…I say, though I feel insecure.
I like fashion, I think, though you’re just not so sure.
You look so presentable, with glamour and flair.
I’m wearing a tshirt and do I know I have hair?

“I like fashion,” you say, citing trends, naming names.
“Who are they?” I wonder, “Why does anyone care?”
“You need the right top, with that skirt, not too tight.
You know what I mean. Keep it classy, alright?”

“You don’t want to dress like you’re old or too young.
This color goes with that. Are you having fun?”
What I wear is expressive, it tells the story of me.
Can you tell I spent time? Picked out the right tee?

This one says “Free Palestine” another says “Dream”.
I look at the labels to learn where they’re seamed.
“Who made your jacket?” I’ll ask, you’ll reply.
“Oh this? It’s from [insert some designer]’s line.”

Yes, but who made it, and what were they paid?
Would you pay what it’d cost, if they made a living wage?
How ’bout your blue jeans? Would you wear them if
you knew their dyes were toxic? Go on, give us a spin!

Rana Plaza. April 24, 2013. 1,129 dead. 2,515 injured. Photo by Ismail Ferdous

Triangle is old, Rana Plaza is new.
One brought about change, the other should too.
Our clothing defines us, it’s a cultural thing.
Ideology, religion, and more do they sing.

The boy with his collar popped, the girl who’s gone goth.
This group or that group? Is it really just cloth?
Break down the boxes! No labels! We’re Done!
At the end of the day, we all want to belong.
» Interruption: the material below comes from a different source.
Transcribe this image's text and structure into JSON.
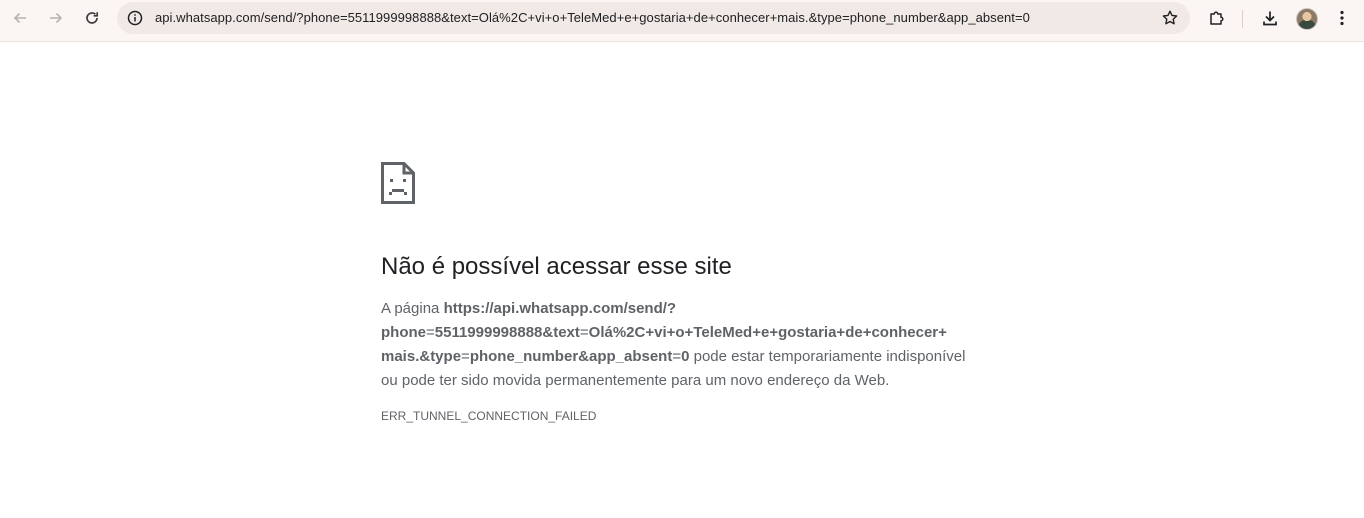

“I like fashion,” you say, in your elegant heels.
Wrapped in your rayon scarf – you love how it feels!
You look at me, in my worn out gym shoes.
You’d never guess, I care about fashion too.